Why The 2020s Could See The Rise Of DAOs: Decentralized Autonomous Organizations

By January 29, 2020 Ethereum
Click here to view original web page at www.nasdaq.com

The world is run by organized people. CEOs organize talented workers and scarce resources to keep their customers happy. Politicians organize the constituents they serve and the machinery of government to provide for the welfare of the people. Most of us can’t organize people and resources on the scale that successful executives and politicians do, so the world isn’t just run by organized people, it’s run by other people. People who don’t share our goals or our values shape the choices we can make on the market or at the ballot box, so when we want our society to change, it feels like we don’t have the power to actually make anything happen.

That’s why, of the many sweeping visions of decentralization evangelized by the blockchain industry, the most compelling part to me has been DAOs: decentralized autonomous organizations. DAOs are digital organizations that define themselves by rules that run on a blockchain, not just agreements on paper. DAOs can put the tools to organize people and resources into simple apps that anyone can use. If enough people want to work with you to accomplish goals that you share, you don’t have to wait for someone else to organize you and your resources. If others won’t do it, you can organize yourselves. Whenever the options you seek are missing from the menu, you can shape the choices that change our society.

The concept of DAOs has been around since 2014, but in 2019, DAOs flourished in earnest. The “crypto winter,” which started as the prices of crypto assets plummeted in late 2018 and continued into 2019, called into question the model that had funded most of the work in the blockchain industry thus far. Instead of relying on the Ethereum Foundation to coordinate Ethereum 2.0 funding on its own, MolochDAO launched in February at the ETHDenver conference. Existing members of MolochDAO approve each new member, and together, they spend the funds they have contributed on grants to move Ethereum forward. In July, the MolochDAO codebase was forked to launch MetaCartel, a DAO focused on making user-facing dapps—decentralized applications—more successful. Both of these DAOs were able to organize strangers and their resources with much less friction than was previously possible because their rules are defined by software, and those rules are impartially enforced by Ethereum’s decentralized network of validators.

While these DAOs reduce the friction to organize people and resources, a new wave of DAOs will crest in 2020. These new DAOs don’t just reduce the friction to cooperate, they use incentives to give people a reason to cooperate to begin with. The simplest reason to cooperate is to make a profit; MetaCartel Ventures is a for-profit DAO that adapts the MolochDAO codebase and adds a legal harness for investment purposes. But there are also DAOs working to introduce incentives to cooperate to build common wealth, not just private wealth. Commons Stack is a toolkit in development that uses mechanisms called “augmented bonding curves” to incentivize early contributions to work that sustains the commons. Panvala is an incentivized DAO that uses its token supply to match donations that fund the Ethereum ecosystem, and is currently matching donations at 30.9x.

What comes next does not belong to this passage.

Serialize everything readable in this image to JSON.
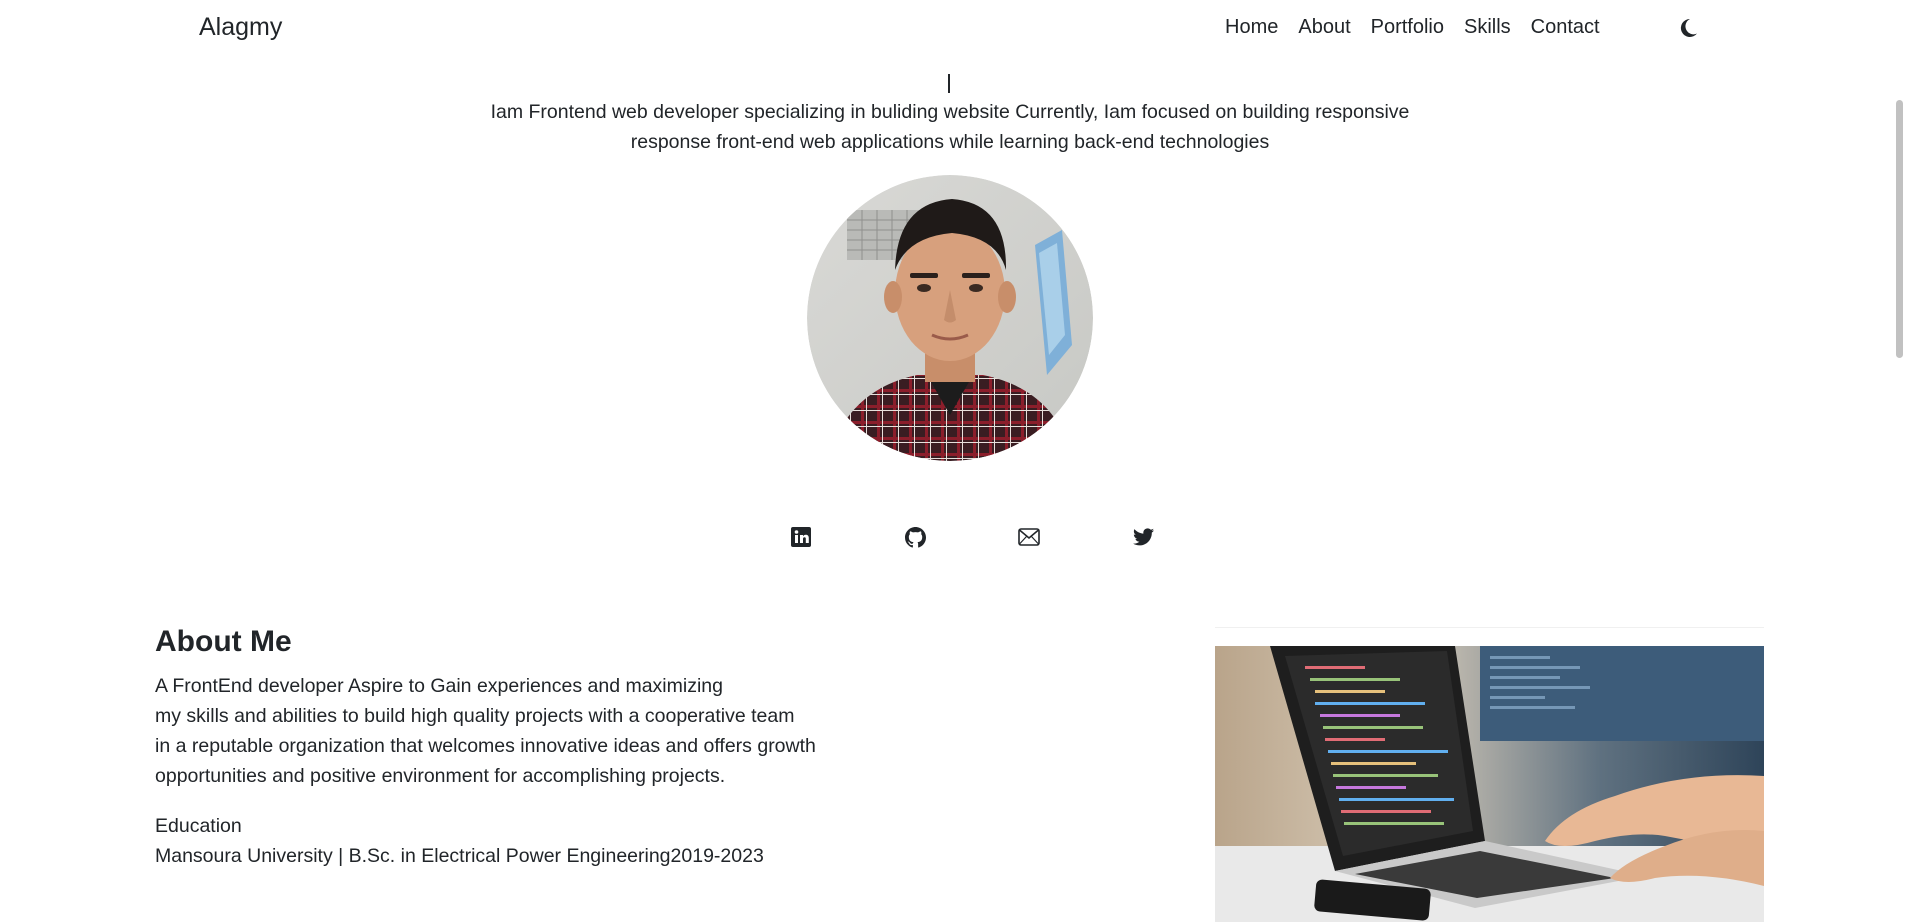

While 2019 was the year that DAOs made it easier to cooperate, 2020 will be the year we start using incentives to convince the world to cooperate. Some people will be convinced to cooperate to make themselves wealthier with DAO’s like MetaCartel Ventures. But others will be convinced to cooperate to make our society wealthier with DAOs like Panvala. We’ll use DAOs to give people more choices they can make to influence our society. Just like the market provides us options for the fastest phone or the shortest flight, DAOs will provide options for communities you can join to shape our society in the ways you want.

The views and opinions expressed herein are the views and opinions of the author and do not necessarily reflect those of Nasdaq, Inc.

Leave a Reply